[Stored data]
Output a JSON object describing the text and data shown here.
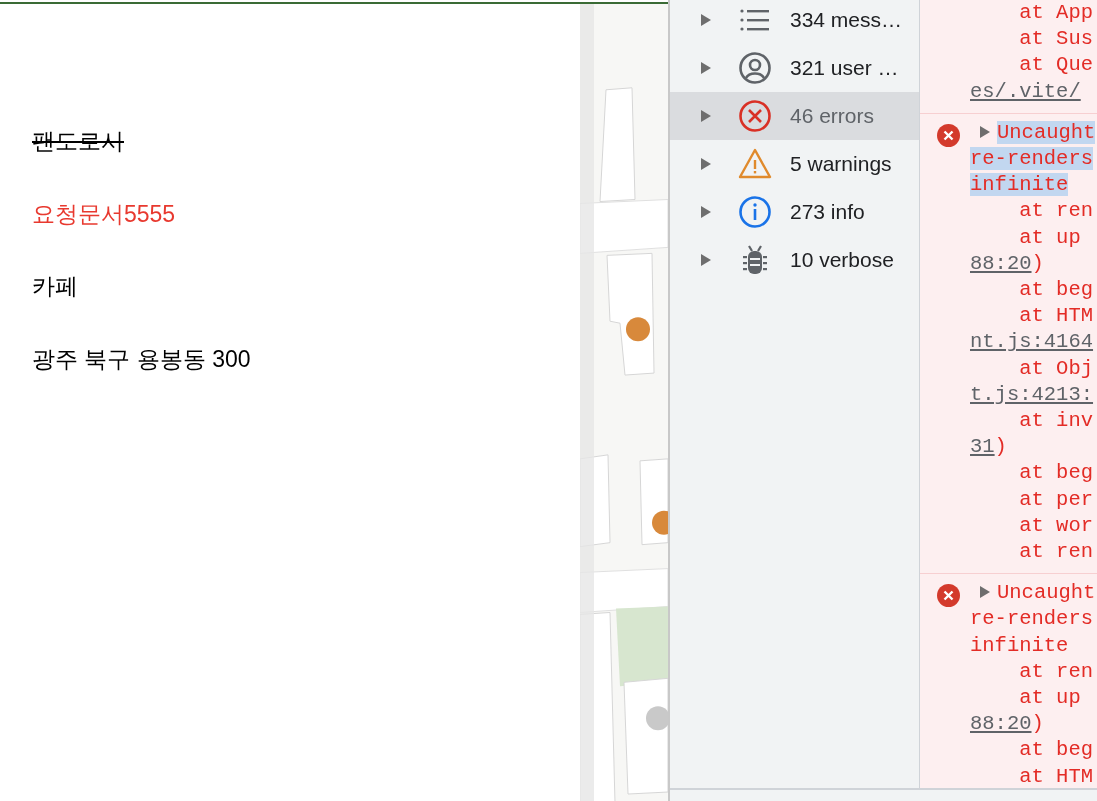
{
  "place_card": {
    "fields": [
      {
        "text": "팬도로시",
        "struck": true,
        "color": "#000000"
      },
      {
        "text": "요청문서5555",
        "struck": false,
        "color": "#e8392f"
      },
      {
        "text": "카페",
        "struck": false,
        "color": "#000000"
      },
      {
        "text": "광주 북구 용봉동 300",
        "struck": false,
        "color": "#000000"
      }
    ]
  },
  "console_sidebar": {
    "items": [
      {
        "kind": "messages",
        "label": "334 mess…",
        "selected": false,
        "expanded": false
      },
      {
        "kind": "user",
        "label": "321 user …",
        "selected": false,
        "expanded": false
      },
      {
        "kind": "errors",
        "label": "46 errors",
        "selected": true,
        "expanded": false
      },
      {
        "kind": "warnings",
        "label": "5 warnings",
        "selected": false,
        "expanded": false
      },
      {
        "kind": "info",
        "label": "273 info",
        "selected": false,
        "expanded": false
      },
      {
        "kind": "verbose",
        "label": "10 verbose",
        "selected": false,
        "expanded": false
      }
    ]
  },
  "console": {
    "entries": [
      {
        "kind": "continuation",
        "lines": [
          {
            "kind": "frame",
            "text": "at App"
          },
          {
            "kind": "frame",
            "text": "at Sus"
          },
          {
            "kind": "frame",
            "text": "at Que"
          },
          {
            "kind": "link",
            "text": "es/.vite/"
          }
        ]
      },
      {
        "kind": "error",
        "expanded": false,
        "lines": [
          {
            "kind": "message",
            "text": "Uncaught",
            "selected": true
          },
          {
            "kind": "message",
            "text": "re-renders",
            "selected": true
          },
          {
            "kind": "message",
            "text": "infinite",
            "selected": true
          },
          {
            "kind": "frame",
            "text": "at ren"
          },
          {
            "kind": "frame",
            "text": "at up"
          },
          {
            "kind": "link",
            "text": "88:20",
            "suffix": ")"
          },
          {
            "kind": "frame",
            "text": "at beg"
          },
          {
            "kind": "frame",
            "text": "at HTM"
          },
          {
            "kind": "link",
            "text": "nt.js:4164"
          },
          {
            "kind": "frame",
            "text": "at Obj"
          },
          {
            "kind": "link",
            "text": "t.js:4213:"
          },
          {
            "kind": "frame",
            "text": "at inv"
          },
          {
            "kind": "link",
            "text": "31",
            "suffix": ")"
          },
          {
            "kind": "frame",
            "text": "at beg"
          },
          {
            "kind": "frame",
            "text": "at per"
          },
          {
            "kind": "frame",
            "text": "at wor"
          },
          {
            "kind": "frame",
            "text": "at ren"
          }
        ]
      },
      {
        "kind": "error",
        "expanded": false,
        "lines": [
          {
            "kind": "message",
            "text": "Uncaught",
            "selected": false
          },
          {
            "kind": "message",
            "text": "re-renders",
            "selected": false
          },
          {
            "kind": "message",
            "text": "infinite",
            "selected": false
          },
          {
            "kind": "frame",
            "text": "at ren"
          },
          {
            "kind": "frame",
            "text": "at up"
          },
          {
            "kind": "link",
            "text": "88:20",
            "suffix": ")"
          },
          {
            "kind": "frame",
            "text": "at beg"
          },
          {
            "kind": "frame",
            "text": "at HTM"
          }
        ]
      }
    ]
  }
}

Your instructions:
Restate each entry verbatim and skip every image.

Response:
Output a JSON object describing the text and data shown here.
{
  "place_card": {
    "fields": [
      {
        "text": "팬도로시",
        "struck": true,
        "color": "#000000"
      },
      {
        "text": "요청문서5555",
        "struck": false,
        "color": "#e8392f"
      },
      {
        "text": "카페",
        "struck": false,
        "color": "#000000"
      },
      {
        "text": "광주 북구 용봉동 300",
        "struck": false,
        "color": "#000000"
      }
    ]
  },
  "console_sidebar": {
    "items": [
      {
        "kind": "messages",
        "label": "334 mess…",
        "selected": false,
        "expanded": false
      },
      {
        "kind": "user",
        "label": "321 user …",
        "selected": false,
        "expanded": false
      },
      {
        "kind": "errors",
        "label": "46 errors",
        "selected": true,
        "expanded": false
      },
      {
        "kind": "warnings",
        "label": "5 warnings",
        "selected": false,
        "expanded": false
      },
      {
        "kind": "info",
        "label": "273 info",
        "selected": false,
        "expanded": false
      },
      {
        "kind": "verbose",
        "label": "10 verbose",
        "selected": false,
        "expanded": false
      }
    ]
  },
  "console": {
    "entries": [
      {
        "kind": "continuation",
        "lines": [
          {
            "kind": "frame",
            "text": "at App"
          },
          {
            "kind": "frame",
            "text": "at Sus"
          },
          {
            "kind": "frame",
            "text": "at Que"
          },
          {
            "kind": "link",
            "text": "es/.vite/"
          }
        ]
      },
      {
        "kind": "error",
        "expanded": false,
        "lines": [
          {
            "kind": "message",
            "text": "Uncaught",
            "selected": true
          },
          {
            "kind": "message",
            "text": "re-renders",
            "selected": true
          },
          {
            "kind": "message",
            "text": "infinite",
            "selected": true
          },
          {
            "kind": "frame",
            "text": "at ren"
          },
          {
            "kind": "frame",
            "text": "at up"
          },
          {
            "kind": "link",
            "text": "88:20",
            "suffix": ")"
          },
          {
            "kind": "frame",
            "text": "at beg"
          },
          {
            "kind": "frame",
            "text": "at HTM"
          },
          {
            "kind": "link",
            "text": "nt.js:4164"
          },
          {
            "kind": "frame",
            "text": "at Obj"
          },
          {
            "kind": "link",
            "text": "t.js:4213:"
          },
          {
            "kind": "frame",
            "text": "at inv"
          },
          {
            "kind": "link",
            "text": "31",
            "suffix": ")"
          },
          {
            "kind": "frame",
            "text": "at beg"
          },
          {
            "kind": "frame",
            "text": "at per"
          },
          {
            "kind": "frame",
            "text": "at wor"
          },
          {
            "kind": "frame",
            "text": "at ren"
          }
        ]
      },
      {
        "kind": "error",
        "expanded": false,
        "lines": [
          {
            "kind": "message",
            "text": "Uncaught",
            "selected": false
          },
          {
            "kind": "message",
            "text": "re-renders",
            "selected": false
          },
          {
            "kind": "message",
            "text": "infinite",
            "selected": false
          },
          {
            "kind": "frame",
            "text": "at ren"
          },
          {
            "kind": "frame",
            "text": "at up"
          },
          {
            "kind": "link",
            "text": "88:20",
            "suffix": ")"
          },
          {
            "kind": "frame",
            "text": "at beg"
          },
          {
            "kind": "frame",
            "text": "at HTM"
          }
        ]
      }
    ]
  }
}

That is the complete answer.